EDMONTON — It’s a fragile fan base here in Northern Alberta, and how could you possibly blame them?
A decade of playoff misses was followed by a 103-point season two years ago, and finally, some playoff success. But as fast as Taylor Hall could win a Hart Trophy — boom! Dysfunction returned with a vengeance last season.
You’ve heard about the hockey gods? Well, Edmonton has been home to the Hockey Grinch for some time now, so you’ll have to excuse folks for wondering — as Colorado issued Edmonton its fourth straight loss with a 4-1 walloping at Rogers Place — if this year’s Oilers team is turning into last year’s Oilers team, right before their very eyes.
“This is not like last year’s team,” declared Oilers defenceman Adam Larsson. “We still have a strong belief system in here. I don’t even want to compare it to last year.”
Yet, here we are again. An 8-2-1 run convinced fans here that their team was for real. And it still might be.
But now they’ve lost four straight, the latest a disinterested 4-1 beatdown in which the Oilers scarcely competed for the two points until the Avs, with a 4-0 lead, sat back in the third period.
“If you … play like that for two periods, you’re probably not going to beat a single team in this league,” said Leon Draisaitl.
When you drag a three-game losing streak home from the road there is supposed to be urgency. Alas, there wasn’t an ounce of that to be found on Sunday, as fans booed their team’s power play and cheered when goalie Cam Talbot was pulled, allowing three goals on 15 shots.
“They outworked us, were faster to pucks. They scored four goals and we only scored one,” said Oscar Klefbom. “They played good today but we were not even close to where we need to be. Especially after we’d lost three on the road. This was a big setback.”
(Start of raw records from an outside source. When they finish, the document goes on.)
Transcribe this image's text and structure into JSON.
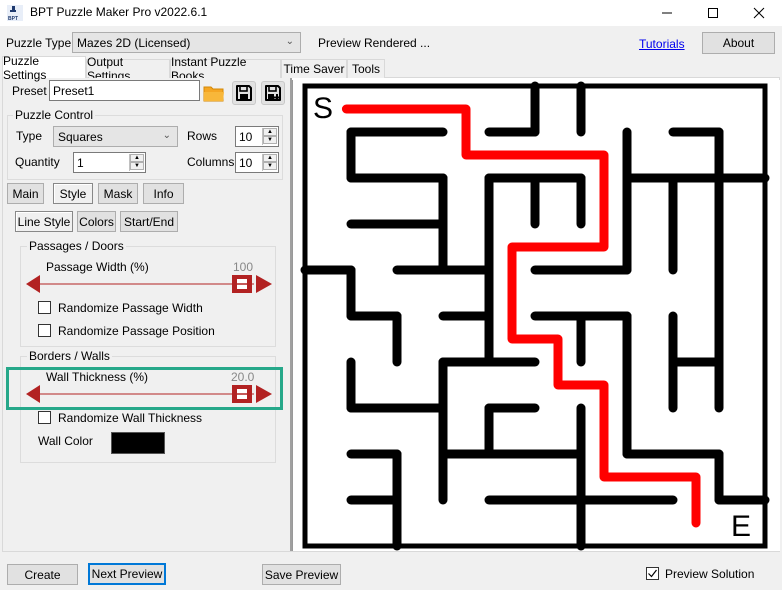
{
  "window": {
    "title": "BPT Puzzle Maker Pro v2022.6.1",
    "app_icon": "bpt-logo-icon",
    "controls": {
      "minimize": "—",
      "maximize": "☐",
      "close": "✕"
    }
  },
  "toolbar": {
    "puzzle_type_label": "Puzzle Type",
    "puzzle_type_value": "Mazes 2D (Licensed)",
    "status": "Preview Rendered ...",
    "tutorials_link": "Tutorials",
    "about_button": "About"
  },
  "tabs": [
    {
      "label": "Puzzle Settings",
      "active": true
    },
    {
      "label": "Output Settings",
      "active": false
    },
    {
      "label": "Instant Puzzle Books",
      "active": false
    },
    {
      "label": "Time Saver",
      "active": false
    },
    {
      "label": "Tools",
      "active": false
    }
  ],
  "preset": {
    "label": "Preset",
    "value": "Preset1",
    "icons": [
      "open-folder-icon",
      "save-icon",
      "save-as-icon"
    ]
  },
  "puzzle_control": {
    "title": "Puzzle Control",
    "type_label": "Type",
    "type_value": "Squares",
    "rows_label": "Rows",
    "rows_value": "10",
    "quantity_label": "Quantity",
    "quantity_value": "1",
    "columns_label": "Columns",
    "columns_value": "10"
  },
  "subtabs": [
    {
      "label": "Main",
      "active": false
    },
    {
      "label": "Style",
      "active": true
    },
    {
      "label": "Mask",
      "active": false
    },
    {
      "label": "Info",
      "active": false
    }
  ],
  "style_tabs": [
    {
      "label": "Line Style",
      "active": true
    },
    {
      "label": "Colors",
      "active": false
    },
    {
      "label": "Start/End",
      "active": false
    }
  ],
  "passages": {
    "title": "Passages / Doors",
    "width_label": "Passage Width (%)",
    "width_value": "100",
    "width_fraction": 1.0,
    "randomize_width": {
      "label": "Randomize Passage Width",
      "checked": false
    },
    "randomize_position": {
      "label": "Randomize Passage Position",
      "checked": false
    }
  },
  "walls": {
    "title": "Borders / Walls",
    "thickness_label": "Wall Thickness (%)",
    "thickness_value": "20.0",
    "thickness_fraction": 1.0,
    "randomize_thickness": {
      "label": "Randomize Wall Thickness",
      "checked": false
    },
    "color_label": "Wall Color",
    "color": "#000000"
  },
  "maze": {
    "rows": 10,
    "cols": 10,
    "start_label": "S",
    "end_label": "E",
    "wall_color": "#000000",
    "path_color": "#ff0000",
    "walls": [
      [
        1,
        1,
        3,
        1
      ],
      [
        1,
        1,
        1,
        2
      ],
      [
        1,
        2,
        3,
        2
      ],
      [
        3,
        2,
        3,
        4
      ],
      [
        1,
        3,
        3,
        3
      ],
      [
        4,
        1,
        5,
        1
      ],
      [
        5,
        0,
        5,
        1
      ],
      [
        6,
        0,
        6,
        1
      ],
      [
        7,
        1,
        7,
        4
      ],
      [
        8,
        1,
        9,
        1
      ],
      [
        9,
        1,
        9,
        7
      ],
      [
        7,
        2,
        10,
        2
      ],
      [
        4,
        2,
        6,
        2
      ],
      [
        4,
        2,
        4,
        6
      ],
      [
        5,
        2,
        5,
        3
      ],
      [
        6,
        2,
        6,
        3
      ],
      [
        8,
        2,
        8,
        4
      ],
      [
        0,
        4,
        1,
        4
      ],
      [
        1,
        4,
        1,
        5
      ],
      [
        2,
        4,
        4,
        4
      ],
      [
        5,
        4,
        7,
        4
      ],
      [
        1,
        5,
        2,
        5
      ],
      [
        3,
        5,
        4,
        5
      ],
      [
        5,
        5,
        7,
        5
      ],
      [
        2,
        5,
        2,
        6
      ],
      [
        3,
        6,
        5,
        6
      ],
      [
        6,
        5,
        6,
        6
      ],
      [
        7,
        5,
        7,
        8
      ],
      [
        8,
        5,
        8,
        7
      ],
      [
        8,
        6,
        9,
        6
      ],
      [
        1,
        6,
        1,
        7
      ],
      [
        1,
        7,
        3,
        7
      ],
      [
        3,
        6,
        3,
        9
      ],
      [
        4,
        7,
        5,
        7
      ],
      [
        4,
        7,
        4,
        8
      ],
      [
        3,
        8,
        6,
        8
      ],
      [
        6,
        7,
        6,
        10
      ],
      [
        7,
        8,
        9,
        8
      ],
      [
        9,
        8,
        9,
        9
      ],
      [
        9,
        9,
        10,
        9
      ],
      [
        1,
        8,
        2,
        8
      ],
      [
        2,
        8,
        2,
        10
      ],
      [
        1,
        9,
        2,
        9
      ],
      [
        4,
        9,
        8,
        9
      ]
    ],
    "solution_path": [
      [
        0.4,
        0
      ],
      [
        3,
        0
      ],
      [
        3,
        1
      ],
      [
        6,
        1
      ],
      [
        6,
        3
      ],
      [
        4,
        3
      ],
      [
        4,
        5
      ],
      [
        5,
        5
      ],
      [
        5,
        6
      ],
      [
        6,
        6
      ],
      [
        6,
        8
      ],
      [
        8,
        8
      ],
      [
        8,
        9
      ]
    ]
  },
  "footer": {
    "create_button": "Create",
    "next_preview_button": "Next Preview",
    "save_preview_button": "Save Preview",
    "preview_solution": {
      "label": "Preview Solution",
      "checked": true
    }
  },
  "colors": {
    "slider": "#b22222",
    "highlight": "#26a88a",
    "focus": "#0078d7"
  }
}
Klefbom, unlike Larsson, is willing to discuss the toxins from a 78-point failure last season that may still be floating through his team’s system. You can cleanse, sure, but if you don’t change your ways the poison only returns.
“We have to prove to ourselves that we are a consistent team,” Klefbom said. “All the good teams are going to lose some games, but we’ve got to get on the winning train faster. You can’t let two games slip, three games slip … . Now it’s four.
“If you’re hoping to be a playoff team every year, you have to be more consistent than we are. We can beat Nashville on the road; we can play really good hockey. But this? That’s not good enough. That’s not going to be enough to get us into the playoffs.”
Colorado, of course, snapped a five-game losing streak with the victory. Mikko Rantanen took over the NHL scoring lead with a goal and an assist, boosting his numbers to 6-20-26.
Tyson Barrie, whose father Len was drafted by the Oilers back in 1988, became just the third defenceman in Avalanche franchise history to reach 200 helpers. Career goal No. 62 tied Rob Blake for third on Colorado’s all-time list.
“That one is cool because Blake was my favourite defenceman growing up, and I wore No. 4 growing up because of him,” Barrie said. “I ended up playing for Colorado. It’s special.”
Edmonton hosts Montreal on Tuesday. The film session on Monday will be scorching, we’d guess.
“We’ll look at the way we’re cutting corners a little bit,” said head coach Todd McLellan.
“If I said we’re not connecting, I don’t know if that would make any sense to everybody,” he said, trying to explain. “We’re spread out; we’re not close; we don’t execute. We have some structure that we need to rely on to predict where pucks might go and to read and react off each other, whether it’s on the forecheck or in the D zone. And we’ve gotten away from that.”
Milan Lucic, who now has two goals in his last 63 NHL games, saw the least ice time of any Oilers player at 11:35. He had an assist on the lone Oilers goal (a Ty Rattie deflection) but was the epitome of sluggish on this night, and he wasn’t alone.
This is a team that forgot how to win last season. They remembered for a while in October, but November has arrived and with the snow has come little success.
“The key (here) is sometimes trying to cheat the game, trying to do it the easy way,” McLellan explained. “You can’t win the easy way. Our anticipation skills are on the cheating side instead of being on the predictable side.
“It’s hurting us defensively and we’re not getting much offensively.”